Source records:
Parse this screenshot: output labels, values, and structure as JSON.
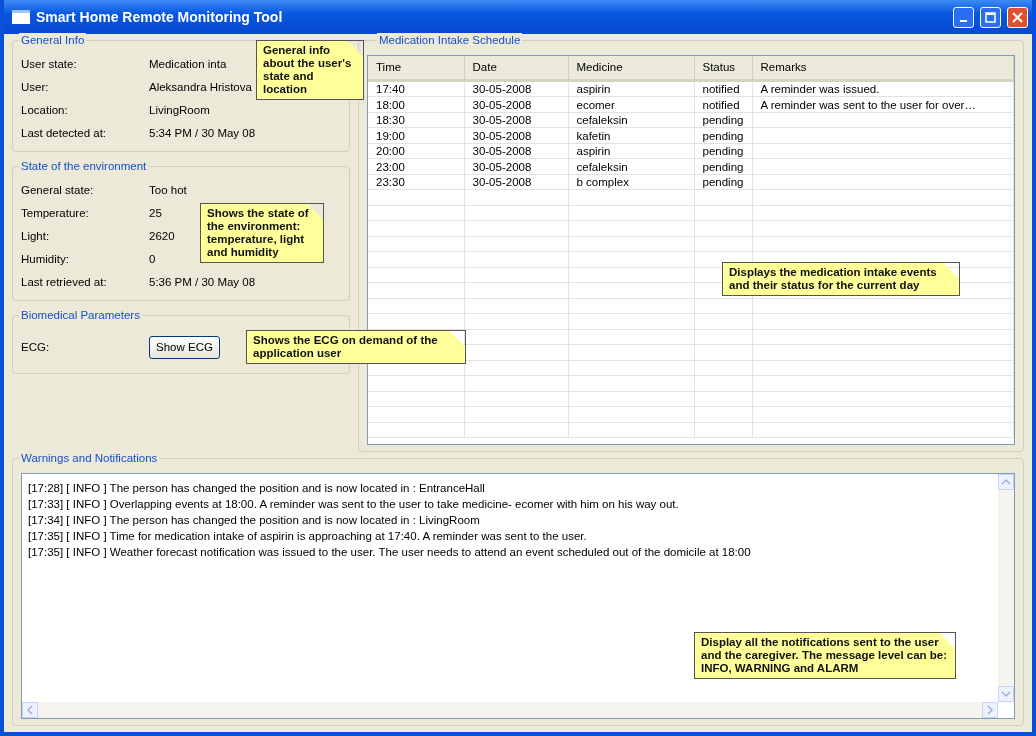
{
  "window": {
    "title": "Smart Home Remote Monitoring Tool"
  },
  "general_info": {
    "title": "General Info",
    "fields": [
      {
        "label": "User state:",
        "value": "Medication inta"
      },
      {
        "label": "User:",
        "value": "Aleksandra Hristova"
      },
      {
        "label": "Location:",
        "value": "LivingRoom"
      },
      {
        "label": "Last detected at:",
        "value": "5:34 PM  /  30 May 08"
      }
    ]
  },
  "environment": {
    "title": "State of the environment",
    "fields": [
      {
        "label": "General state:",
        "value": "Too hot"
      },
      {
        "label": "Temperature:",
        "value": "25"
      },
      {
        "label": "Light:",
        "value": "2620"
      },
      {
        "label": "Humidity:",
        "value": "0"
      },
      {
        "label": "Last retrieved at:",
        "value": "5:36 PM  /  30 May 08"
      }
    ]
  },
  "biomedical": {
    "title": "Biomedical Parameters",
    "label": "ECG:",
    "button": "Show ECG"
  },
  "schedule": {
    "title": "Medication Intake Schedule",
    "columns": [
      "Time",
      "Date",
      "Medicine",
      "Status",
      "Remarks"
    ],
    "rows": [
      [
        "17:40",
        "30-05-2008",
        "aspirin",
        "notified",
        "A reminder was issued."
      ],
      [
        "18:00",
        "30-05-2008",
        "ecomer",
        "notified",
        "A reminder was sent to the user for over…"
      ],
      [
        "18:30",
        "30-05-2008",
        "cefaleksin",
        "pending",
        ""
      ],
      [
        "19:00",
        "30-05-2008",
        "kafetin",
        "pending",
        ""
      ],
      [
        "20:00",
        "30-05-2008",
        "aspirin",
        "pending",
        ""
      ],
      [
        "23:00",
        "30-05-2008",
        "cefaleksin",
        "pending",
        ""
      ],
      [
        "23:30",
        "30-05-2008",
        "b complex",
        "pending",
        ""
      ]
    ]
  },
  "notifications": {
    "title": "Warnings and Notifications",
    "lines": [
      "[17:28] [ INFO ] The person has changed the position and is now located in : EntranceHall",
      "[17:33] [ INFO ] Overlapping events at 18:00. A reminder was sent to the user to take medicine- ecomer with him on his way out.",
      "[17:34] [ INFO ] The person has changed the position and is now located in : LivingRoom",
      "[17:35] [ INFO ] Time for medication intake of aspirin is approaching at 17:40. A reminder was sent to the user.",
      "[17:35] [ INFO ] Weather forecast notification was issued to the user. The user needs to attend an event scheduled out of the domicile at 18:00"
    ]
  },
  "callouts": [
    {
      "text": "General info about the user's state and location"
    },
    {
      "text": "Shows the state of the environment: temperature, light and humidity"
    },
    {
      "text": "Shows the ECG on demand of the application user"
    },
    {
      "text": "Displays the medication intake events and their status for the current day"
    },
    {
      "text": "Display all the notifications sent to the user and the caregiver. The message level can be: INFO, WARNING and ALARM"
    }
  ]
}
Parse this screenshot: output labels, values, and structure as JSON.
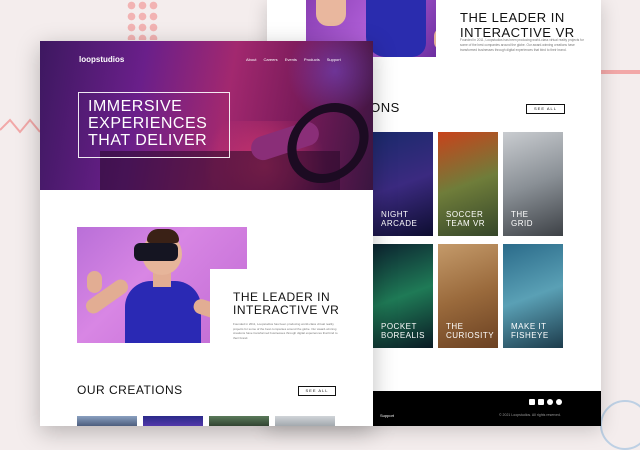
{
  "front": {
    "brand": "loopstudios",
    "nav": [
      "About",
      "Careers",
      "Events",
      "Products",
      "Support"
    ],
    "hero_title": [
      "IMMERSIVE",
      "EXPERIENCES",
      "THAT DELIVER"
    ],
    "leader_title": [
      "THE LEADER IN",
      "INTERACTIVE VR"
    ],
    "leader_text": "Founded in 2011, Loopstudios has been producing world-class virtual reality projects for some of the best companies around the globe. Our award-winning creations have transformed businesses through digital experiences that bind to their brand.",
    "creations_title": "OUR CREATIONS",
    "see_all": "SEE ALL"
  },
  "back": {
    "leader_title": [
      "THE LEADER IN",
      "INTERACTIVE VR"
    ],
    "leader_text": "Founded in 2011, Loopstudios has been producing world-class virtual reality projects for some of the best companies around the globe. Our award-winning creations have transformed businesses through digital experiences that bind to their brand.",
    "creations_title": "IONS",
    "see_all": "SEE ALL",
    "cards": [
      {
        "label": [
          "NIGHT",
          "ARCADE"
        ],
        "colors": [
          "#1a2a6c",
          "#3b2a80",
          "#0d0d30"
        ]
      },
      {
        "label": [
          "SOCCER",
          "TEAM VR"
        ],
        "colors": [
          "#c8421b",
          "#6f7d3a",
          "#35462a"
        ]
      },
      {
        "label": [
          "THE",
          "GRID"
        ],
        "colors": [
          "#c9ccd0",
          "#8a9096",
          "#3d4146"
        ]
      },
      {
        "label": [
          "POCKET",
          "BOREALIS"
        ],
        "colors": [
          "#0c2330",
          "#1f7a56",
          "#0a1a24"
        ]
      },
      {
        "label": [
          "THE",
          "CURIOSITY"
        ],
        "colors": [
          "#c49a6a",
          "#9a6a3c",
          "#6b4122"
        ]
      },
      {
        "label": [
          "MAKE IT",
          "FISHEYE"
        ],
        "colors": [
          "#2b6b8a",
          "#5aa0b5",
          "#1d3c4c"
        ]
      }
    ],
    "footer_support": "Support",
    "footer_copy": "© 2021 Loopstudios. All rights reserved.",
    "social_icons": [
      "facebook-icon",
      "twitter-icon",
      "pinterest-icon",
      "instagram-icon"
    ]
  }
}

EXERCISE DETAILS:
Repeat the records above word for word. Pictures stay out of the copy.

EXPECTED ANSWER:
Parse this screenshot: output labels, values, and structure as JSON.
{
  "window": {
    "title": "Smart Home Remote Monitoring Tool"
  },
  "general_info": {
    "title": "General Info",
    "fields": [
      {
        "label": "User state:",
        "value": "Medication inta"
      },
      {
        "label": "User:",
        "value": "Aleksandra Hristova"
      },
      {
        "label": "Location:",
        "value": "LivingRoom"
      },
      {
        "label": "Last detected at:",
        "value": "5:34 PM  /  30 May 08"
      }
    ]
  },
  "environment": {
    "title": "State of the environment",
    "fields": [
      {
        "label": "General state:",
        "value": "Too hot"
      },
      {
        "label": "Temperature:",
        "value": "25"
      },
      {
        "label": "Light:",
        "value": "2620"
      },
      {
        "label": "Humidity:",
        "value": "0"
      },
      {
        "label": "Last retrieved at:",
        "value": "5:36 PM  /  30 May 08"
      }
    ]
  },
  "biomedical": {
    "title": "Biomedical Parameters",
    "label": "ECG:",
    "button": "Show ECG"
  },
  "schedule": {
    "title": "Medication Intake Schedule",
    "columns": [
      "Time",
      "Date",
      "Medicine",
      "Status",
      "Remarks"
    ],
    "rows": [
      [
        "17:40",
        "30-05-2008",
        "aspirin",
        "notified",
        "A reminder was issued."
      ],
      [
        "18:00",
        "30-05-2008",
        "ecomer",
        "notified",
        "A reminder was sent to the user for over…"
      ],
      [
        "18:30",
        "30-05-2008",
        "cefaleksin",
        "pending",
        ""
      ],
      [
        "19:00",
        "30-05-2008",
        "kafetin",
        "pending",
        ""
      ],
      [
        "20:00",
        "30-05-2008",
        "aspirin",
        "pending",
        ""
      ],
      [
        "23:00",
        "30-05-2008",
        "cefaleksin",
        "pending",
        ""
      ],
      [
        "23:30",
        "30-05-2008",
        "b complex",
        "pending",
        ""
      ]
    ]
  },
  "notifications": {
    "title": "Warnings and Notifications",
    "lines": [
      "[17:28] [ INFO ] The person has changed the position and is now located in : EntranceHall",
      "[17:33] [ INFO ] Overlapping events at 18:00. A reminder was sent to the user to take medicine- ecomer with him on his way out.",
      "[17:34] [ INFO ] The person has changed the position and is now located in : LivingRoom",
      "[17:35] [ INFO ] Time for medication intake of aspirin is approaching at 17:40. A reminder was sent to the user.",
      "[17:35] [ INFO ] Weather forecast notification was issued to the user. The user needs to attend an event scheduled out of the domicile at 18:00"
    ]
  },
  "callouts": [
    {
      "text": "General info about the user's state and location"
    },
    {
      "text": "Shows the state of the environment: temperature, light and humidity"
    },
    {
      "text": "Shows the ECG on demand of the application user"
    },
    {
      "text": "Displays the medication intake events and their status for the current day"
    },
    {
      "text": "Display all the notifications sent to the user and the caregiver. The message level can be: INFO, WARNING and ALARM"
    }
  ]
}
Parse this screenshot: output labels, values, and structure as JSON.
{
  "front": {
    "brand": "loopstudios",
    "nav": [
      "About",
      "Careers",
      "Events",
      "Products",
      "Support"
    ],
    "hero_title": [
      "IMMERSIVE",
      "EXPERIENCES",
      "THAT DELIVER"
    ],
    "leader_title": [
      "THE LEADER IN",
      "INTERACTIVE VR"
    ],
    "leader_text": "Founded in 2011, Loopstudios has been producing world-class virtual reality projects for some of the best companies around the globe. Our award-winning creations have transformed businesses through digital experiences that bind to their brand.",
    "creations_title": "OUR CREATIONS",
    "see_all": "SEE ALL"
  },
  "back": {
    "leader_title": [
      "THE LEADER IN",
      "INTERACTIVE VR"
    ],
    "leader_text": "Founded in 2011, Loopstudios has been producing world-class virtual reality projects for some of the best companies around the globe. Our award-winning creations have transformed businesses through digital experiences that bind to their brand.",
    "creations_title": "IONS",
    "see_all": "SEE ALL",
    "cards": [
      {
        "label": [
          "NIGHT",
          "ARCADE"
        ],
        "colors": [
          "#1a2a6c",
          "#3b2a80",
          "#0d0d30"
        ]
      },
      {
        "label": [
          "SOCCER",
          "TEAM VR"
        ],
        "colors": [
          "#c8421b",
          "#6f7d3a",
          "#35462a"
        ]
      },
      {
        "label": [
          "THE",
          "GRID"
        ],
        "colors": [
          "#c9ccd0",
          "#8a9096",
          "#3d4146"
        ]
      },
      {
        "label": [
          "POCKET",
          "BOREALIS"
        ],
        "colors": [
          "#0c2330",
          "#1f7a56",
          "#0a1a24"
        ]
      },
      {
        "label": [
          "THE",
          "CURIOSITY"
        ],
        "colors": [
          "#c49a6a",
          "#9a6a3c",
          "#6b4122"
        ]
      },
      {
        "label": [
          "MAKE IT",
          "FISHEYE"
        ],
        "colors": [
          "#2b6b8a",
          "#5aa0b5",
          "#1d3c4c"
        ]
      }
    ],
    "footer_support": "Support",
    "footer_copy": "© 2021 Loopstudios. All rights reserved.",
    "social_icons": [
      "facebook-icon",
      "twitter-icon",
      "pinterest-icon",
      "instagram-icon"
    ]
  }
}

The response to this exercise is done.